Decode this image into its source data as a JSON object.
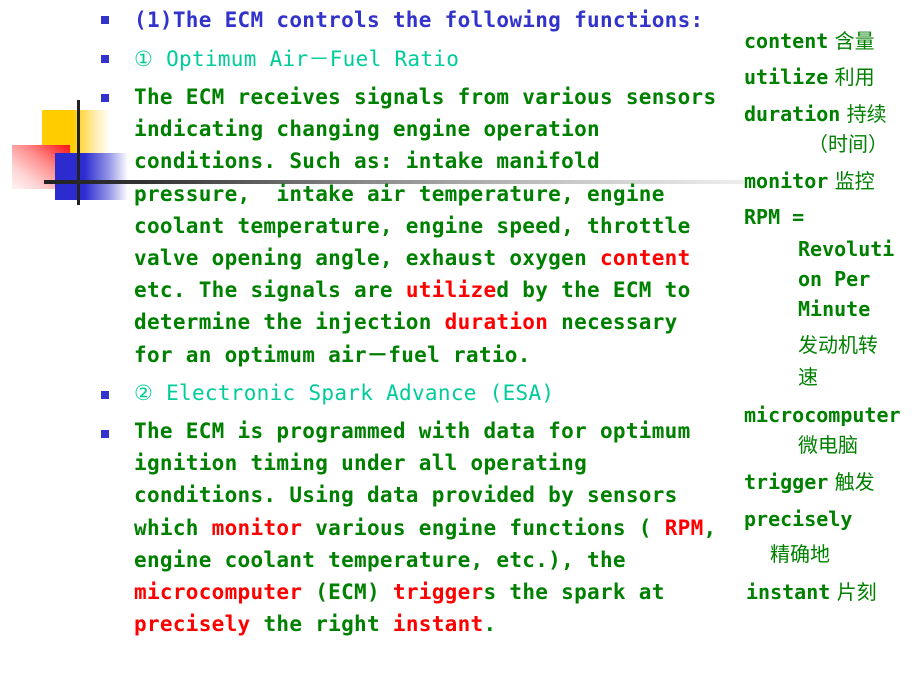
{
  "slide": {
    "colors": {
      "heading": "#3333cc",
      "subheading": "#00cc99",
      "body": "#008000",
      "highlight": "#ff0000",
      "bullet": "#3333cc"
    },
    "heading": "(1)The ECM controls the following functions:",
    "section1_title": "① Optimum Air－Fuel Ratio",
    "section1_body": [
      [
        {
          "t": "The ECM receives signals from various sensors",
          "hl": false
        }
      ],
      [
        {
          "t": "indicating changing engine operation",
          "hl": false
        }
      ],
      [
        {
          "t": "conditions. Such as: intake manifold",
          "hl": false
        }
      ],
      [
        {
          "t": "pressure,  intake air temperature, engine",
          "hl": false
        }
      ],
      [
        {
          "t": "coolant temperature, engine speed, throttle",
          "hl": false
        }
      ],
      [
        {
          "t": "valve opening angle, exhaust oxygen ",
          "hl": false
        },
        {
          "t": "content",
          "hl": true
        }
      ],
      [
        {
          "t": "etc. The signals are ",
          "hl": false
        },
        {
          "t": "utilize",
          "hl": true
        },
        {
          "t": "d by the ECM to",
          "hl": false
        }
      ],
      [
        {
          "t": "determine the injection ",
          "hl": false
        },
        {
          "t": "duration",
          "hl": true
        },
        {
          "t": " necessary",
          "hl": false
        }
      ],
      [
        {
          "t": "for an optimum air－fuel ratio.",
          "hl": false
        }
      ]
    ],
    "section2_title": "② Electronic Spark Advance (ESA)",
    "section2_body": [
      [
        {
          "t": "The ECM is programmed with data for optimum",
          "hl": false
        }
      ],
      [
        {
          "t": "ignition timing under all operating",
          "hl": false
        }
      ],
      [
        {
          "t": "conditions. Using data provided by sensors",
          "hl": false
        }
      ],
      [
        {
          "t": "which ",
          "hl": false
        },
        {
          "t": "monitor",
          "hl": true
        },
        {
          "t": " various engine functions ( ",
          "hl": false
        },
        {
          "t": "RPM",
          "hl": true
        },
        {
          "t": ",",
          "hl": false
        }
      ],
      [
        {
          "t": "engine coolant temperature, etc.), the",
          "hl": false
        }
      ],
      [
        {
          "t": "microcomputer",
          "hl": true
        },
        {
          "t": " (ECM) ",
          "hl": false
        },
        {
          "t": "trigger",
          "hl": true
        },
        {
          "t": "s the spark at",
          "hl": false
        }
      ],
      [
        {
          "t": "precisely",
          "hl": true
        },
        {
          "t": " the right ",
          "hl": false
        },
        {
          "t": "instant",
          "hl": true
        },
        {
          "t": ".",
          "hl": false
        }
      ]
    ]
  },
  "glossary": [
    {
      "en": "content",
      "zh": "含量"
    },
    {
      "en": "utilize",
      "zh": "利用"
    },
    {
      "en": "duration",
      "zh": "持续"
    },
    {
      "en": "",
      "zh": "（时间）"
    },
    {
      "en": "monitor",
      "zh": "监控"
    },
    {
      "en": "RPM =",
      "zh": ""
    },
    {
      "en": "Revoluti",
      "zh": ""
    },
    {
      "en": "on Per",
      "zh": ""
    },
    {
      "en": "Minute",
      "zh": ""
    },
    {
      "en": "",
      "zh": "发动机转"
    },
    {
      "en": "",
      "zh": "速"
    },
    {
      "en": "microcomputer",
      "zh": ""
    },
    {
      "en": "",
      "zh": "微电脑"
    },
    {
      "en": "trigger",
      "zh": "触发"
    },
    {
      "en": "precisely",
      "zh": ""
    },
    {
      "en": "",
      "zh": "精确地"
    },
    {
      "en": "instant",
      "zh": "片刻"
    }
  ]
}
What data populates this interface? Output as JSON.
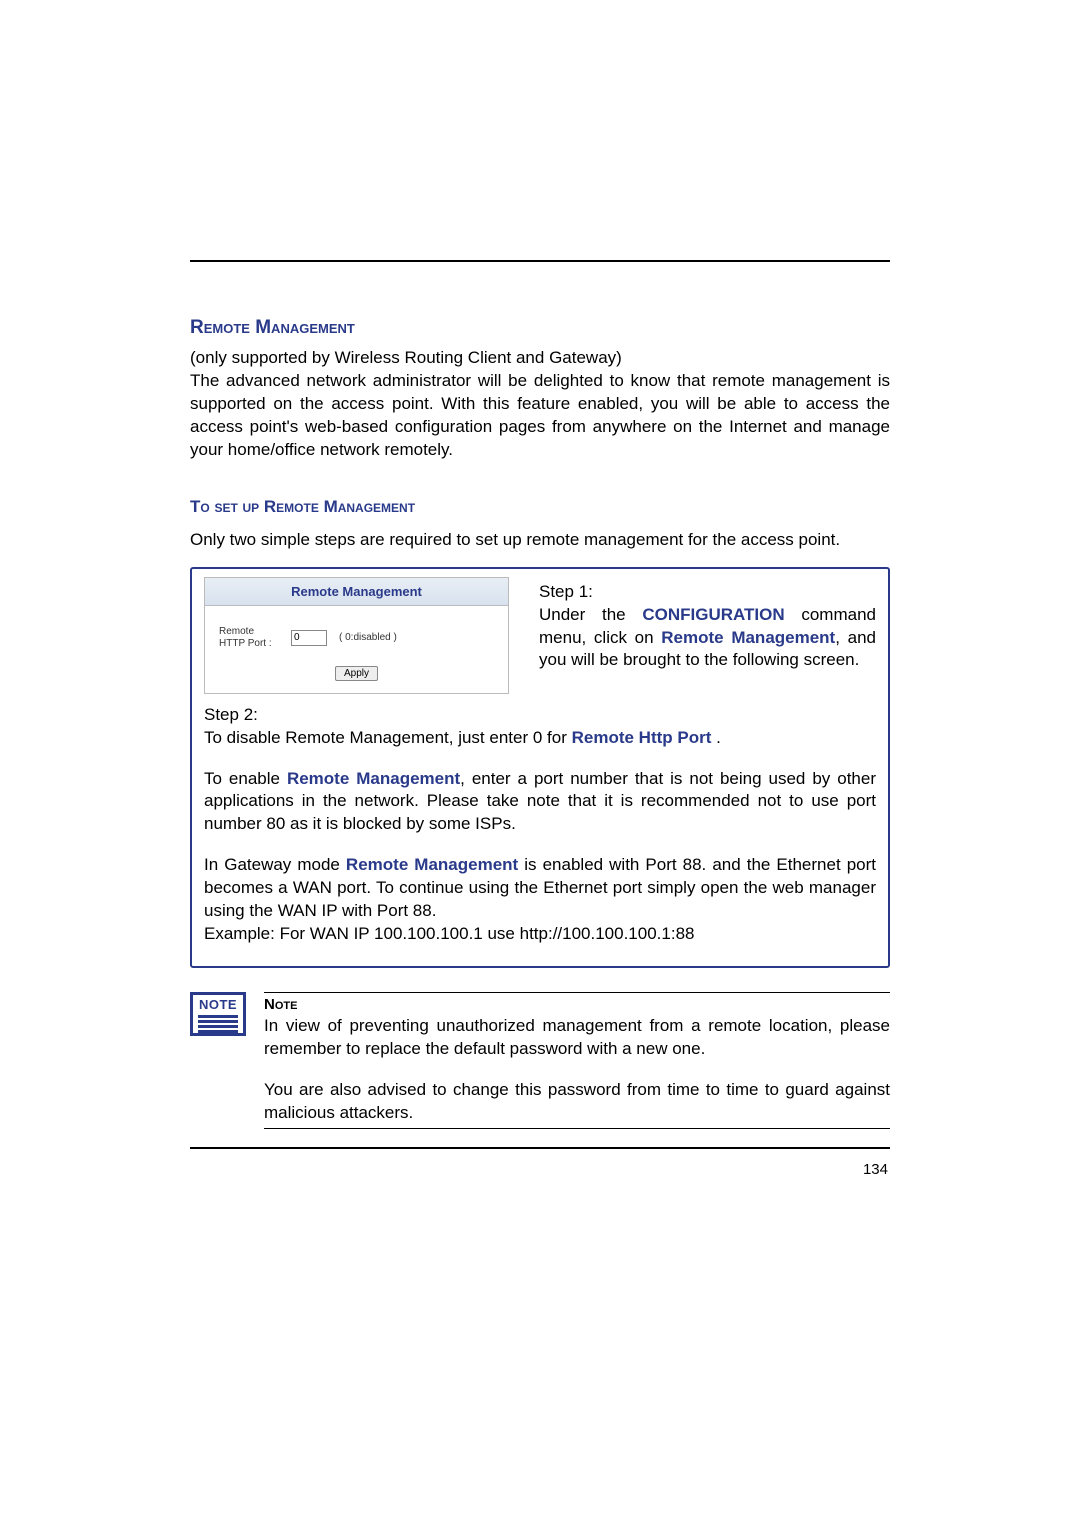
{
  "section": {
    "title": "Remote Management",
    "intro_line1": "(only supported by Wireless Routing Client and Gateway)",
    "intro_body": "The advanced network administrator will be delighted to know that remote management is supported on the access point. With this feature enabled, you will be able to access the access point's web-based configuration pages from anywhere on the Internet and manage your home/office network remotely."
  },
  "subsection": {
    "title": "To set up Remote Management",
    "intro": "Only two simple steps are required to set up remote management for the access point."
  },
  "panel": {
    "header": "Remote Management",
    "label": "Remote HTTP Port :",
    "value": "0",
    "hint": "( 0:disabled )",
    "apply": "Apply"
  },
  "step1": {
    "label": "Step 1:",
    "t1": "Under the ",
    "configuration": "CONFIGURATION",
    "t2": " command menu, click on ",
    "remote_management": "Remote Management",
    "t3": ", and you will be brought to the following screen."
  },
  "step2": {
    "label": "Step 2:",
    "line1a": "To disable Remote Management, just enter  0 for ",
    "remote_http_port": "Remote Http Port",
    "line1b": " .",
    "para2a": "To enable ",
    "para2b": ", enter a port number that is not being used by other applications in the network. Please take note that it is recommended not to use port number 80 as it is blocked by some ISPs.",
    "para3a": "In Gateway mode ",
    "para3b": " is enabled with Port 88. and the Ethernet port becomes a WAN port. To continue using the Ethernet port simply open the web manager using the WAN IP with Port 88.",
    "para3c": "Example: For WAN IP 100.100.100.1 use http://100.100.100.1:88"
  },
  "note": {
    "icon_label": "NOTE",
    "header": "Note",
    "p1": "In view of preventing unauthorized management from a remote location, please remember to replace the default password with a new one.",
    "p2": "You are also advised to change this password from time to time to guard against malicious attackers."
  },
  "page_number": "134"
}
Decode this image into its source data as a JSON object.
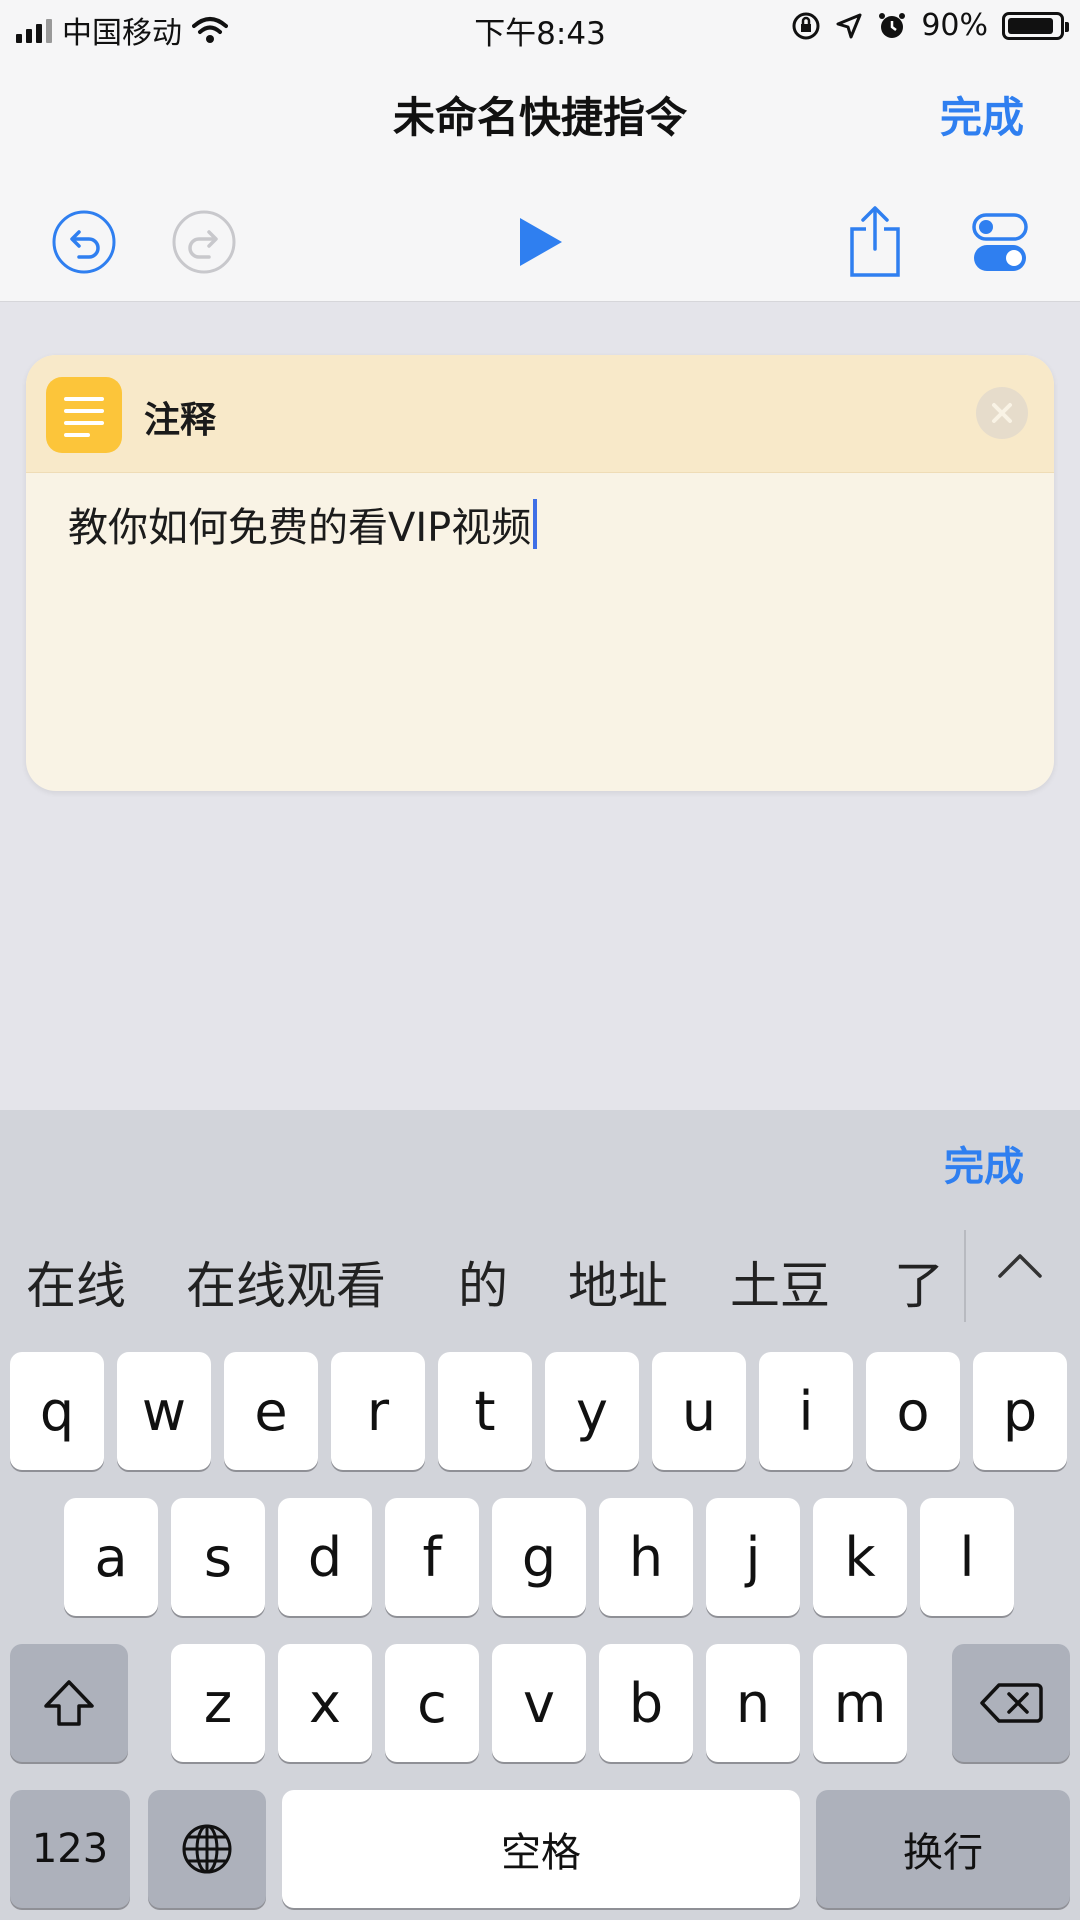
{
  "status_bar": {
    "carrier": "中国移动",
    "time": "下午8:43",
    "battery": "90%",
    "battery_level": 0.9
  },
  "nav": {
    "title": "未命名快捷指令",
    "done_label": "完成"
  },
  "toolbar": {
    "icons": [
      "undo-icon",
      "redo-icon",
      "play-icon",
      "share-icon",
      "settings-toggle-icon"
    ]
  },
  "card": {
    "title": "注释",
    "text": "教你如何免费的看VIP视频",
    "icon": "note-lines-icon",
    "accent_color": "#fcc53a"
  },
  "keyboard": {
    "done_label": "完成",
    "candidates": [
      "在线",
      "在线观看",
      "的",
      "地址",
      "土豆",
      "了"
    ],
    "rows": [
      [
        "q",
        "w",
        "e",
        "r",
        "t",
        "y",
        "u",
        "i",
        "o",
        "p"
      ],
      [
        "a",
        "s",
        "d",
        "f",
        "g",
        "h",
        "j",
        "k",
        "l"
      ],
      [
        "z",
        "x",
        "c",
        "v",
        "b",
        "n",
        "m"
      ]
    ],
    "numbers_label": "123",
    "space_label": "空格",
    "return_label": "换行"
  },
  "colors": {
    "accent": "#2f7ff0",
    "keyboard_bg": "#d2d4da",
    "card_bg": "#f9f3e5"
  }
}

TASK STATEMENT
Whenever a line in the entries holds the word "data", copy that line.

WRITTEN SOLUTION
Decode this image into its source data as a JSON object.
          "t": "The ECM is programmed with data for optimum",
          "t": "conditions. Using data provided by sensors",
What data populates this interface? Output as JSON.
Decode this image into its source data as a JSON object.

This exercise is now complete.